GUANAJUATO, Mexico - Walking uphill on cobblestone, I am struck by the altitude's perfect mix of hot sun and crisp air. A street vendor's cry echoes in a canyon of brightly colored stucco facades, and I can't help think this mystical, medieval-looking city is my favorite on Earth.

Though I hate to choose among Mexico's colonial beauties, Guanajuato remains unique no matter how many others I've seen. Perhaps because I spent two months there 15 years ago, my first extended stay in Mexico, and every street corner brings a memory. Or perhaps because I'm still taken with the city's energy and charm as if I were seeing it for the first time.

Guanajuato, founded in the mid-1500s on a rich vein of silver, is the birthplace of many things Mexican, including the fight for independence from Spain and famed muralist Diego Rivera. Its mummy museum, filled with dozens of naturally preserved corpses, boldly exhibits the Mexican comfort with death.

The city is the capital of the state of former President Vicente Fox, whose historic election in 2000 ended 71 years of single-party rule. It's also one of Mexico's most conservative Catholic states, where an uprising took place in the 1920s over anti-religious laws.

A visit by Pope Benedict XVI scheduled to begin March 23 will put Guanajuato in the spotlight. But even before you take in its rich history, the scenery of a city built in a canyon at 6,600 feet will sweep you away.

A cable car takes you in minutes from the city center to the main lookout, where the Spanish colonial domes, Gothic spires, and lavender, fuchsia, orange and blue houses look as if they were painted on the hillside by Rivera himself.

Underground, catacomb-like tunnels look like they're straight out of the Middle Ages, though they were built in the late 1800s for flood control. Today they handle the city's traffic because many streets are steep alleyways and in some cases stairs, and they can't accommodate cars. The tunnels' stone archways look particularly mysterious lit at night, and there are sidewalks for exploring, if you can stand the exhaust fumes.

The street life above also will grab you. Locals fill the city center on Thursday nights for no particular reason, lingering in the outdoor cafes along the Jardin Union (Union Garden), a tiled, triangular town "square," or on the neoclassical steps of the 1903 porticoed Teatro Juarez.

Young actors dressed as medieval minstrels roam the square to recruit tourists for the street performances they lead through the passageways, singing and telling stories about betrayal and unrequited love.

Guanajuato's story is one of drama and legend. Callejon del Beso (Alley of the Kiss), where two balconies touch across a narrow street, was supposedly the scene of a Romeo and Juliet forbidden by their families to see each other. Legends say the girl was stabbed by her father when he saw the couple kissing across the balconies, leaving her to die in her lover's arms.

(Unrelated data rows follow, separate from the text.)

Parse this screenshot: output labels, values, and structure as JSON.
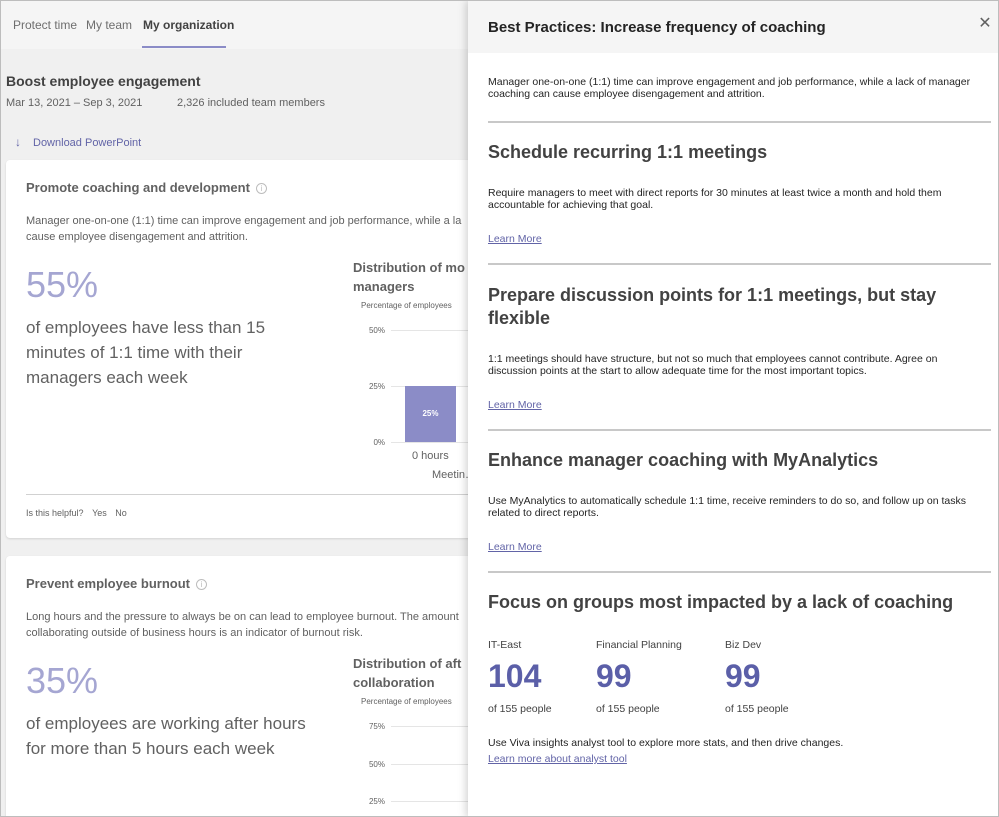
{
  "tabs": [
    {
      "label": "Protect time"
    },
    {
      "label": "My team"
    },
    {
      "label": "My organization"
    }
  ],
  "section": {
    "title": "Boost employee engagement",
    "date_range": "Mar 13, 2021 – Sep 3, 2021",
    "members": "2,326 included team members",
    "download_label": "Download PowerPoint"
  },
  "card1": {
    "title": "Promote coaching and development",
    "description": "Manager one-on-one (1:1) time can improve engagement and job performance, while a lack of manager coaching can cause employee disengagement and attrition.",
    "description_line1": "Manager one-on-one (1:1) time can improve engagement and job performance, while a la",
    "description_line2": "cause employee disengagement and attrition.",
    "stat": "55%",
    "stat_text": "of employees have less than 15 minutes of 1:1 time with their managers each week",
    "chart_title_line1": "Distribution of mo",
    "chart_title_line2": "managers",
    "chart_subtitle": "Percentage of employees",
    "helpful_label": "Is this helpful?",
    "yes": "Yes",
    "no": "No"
  },
  "card2": {
    "title": "Prevent employee burnout",
    "description_line1": "Long hours and the pressure to always be on can lead to employee burnout. The amount",
    "description_line2": "collaborating outside of business hours is an indicator of burnout risk.",
    "stat": "35%",
    "stat_text": "of employees are working after hours for more than 5 hours each week",
    "chart_title_line1": "Distribution of aft",
    "chart_title_line2": "collaboration",
    "chart_subtitle": "Percentage of employees"
  },
  "chart_data": [
    {
      "type": "bar",
      "title": "Distribution of mo… managers",
      "ylabel": "Percentage of employees",
      "xlabel": "Meetin…",
      "categories": [
        "0 hours"
      ],
      "values": [
        25
      ],
      "data_labels": [
        "25%"
      ],
      "yticks": [
        "50%",
        "25%",
        "0%"
      ],
      "ylim": [
        0,
        50
      ]
    },
    {
      "type": "bar",
      "title": "Distribution of aft… collaboration",
      "ylabel": "Percentage of employees",
      "yticks": [
        "75%",
        "50%",
        "25%"
      ]
    }
  ],
  "panel": {
    "title": "Best Practices: Increase frequency of coaching",
    "intro": "Manager one-on-one (1:1) time can improve engagement and job performance, while a lack of manager coaching can cause employee disengagement and attrition.",
    "sections": [
      {
        "heading": "Schedule recurring 1:1 meetings",
        "body": "Require managers to meet with direct reports for 30 minutes at least twice a month and hold them accountable for achieving that goal.",
        "link": "Learn More"
      },
      {
        "heading": "Prepare discussion points for 1:1 meetings, but stay flexible",
        "body": "1:1 meetings should have structure, but not so much that employees cannot contribute. Agree on discussion points at the start to allow adequate time for the most important topics.",
        "link": "Learn More"
      },
      {
        "heading": "Enhance manager coaching with MyAnalytics",
        "body": "Use MyAnalytics to automatically schedule 1:1 time, receive reminders to do so, and follow up on tasks related to direct reports.",
        "link": "Learn More"
      }
    ],
    "groups_heading": "Focus on groups most impacted by a lack of coaching",
    "groups": [
      {
        "name": "IT-East",
        "count": "104",
        "of": "of 155 people"
      },
      {
        "name": "Financial Planning",
        "count": "99",
        "of": "of 155 people"
      },
      {
        "name": "Biz Dev",
        "count": "99",
        "of": "of 155 people"
      }
    ],
    "footer": "Use Viva insights analyst tool to explore more stats, and then drive changes.",
    "footer_link": "Learn more about analyst tool"
  },
  "colors": {
    "accent": "#6264a7",
    "bar": "#8b8cc7",
    "stat": "#a5a6d2",
    "group_number": "#5b5fa8"
  }
}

At the Alhondiga de Granaditas, a massive stone structure built for grain storage, Spanish forces holed up and fired on advancing insurgents led by priest Miguel Hidalgo on June 28, 1810, the first battle for Mexican independence. Legend says a miner nicknamed El Pipila used a stone tablet to shield himself from the bullets and set the massive wooden door on fire, leading to an insurgent victory. Many historians say one man couldn't have done it, but a giant monument of El Pipila raising his torch can be seen all over town.

Hidalgo and three other independence leaders were captured and executed, their heads hung on giant hooks. The hooks remain today at the four corners of the Alhondiga de Granaditas.

Guanajuato has always been a popular place for Mexican tourists visiting their heritage, the equivalent of Americans doing Boston's Freedom Trail. Large groups of schoolchildren are ubiquitous around town with their guides.

Uphill at the city's public cemetery, families with small children line up to see the famous mummies, dozens of bodies bearing papery, weathered clothing and skin. They were preserved naturally, some say because of the mineral-rich climate and the crypts, though no one knows for sure.

They were dug up starting in the 1860s because their families could no longer pay burial fees, and put on display.

If You Go

• Guanajuato: Click on Guanajuato at; direct flights to Guanajuato (BJX) available from Dallas and Los Angeles. From Mexico City, flights are an hour, bus trip about five hours.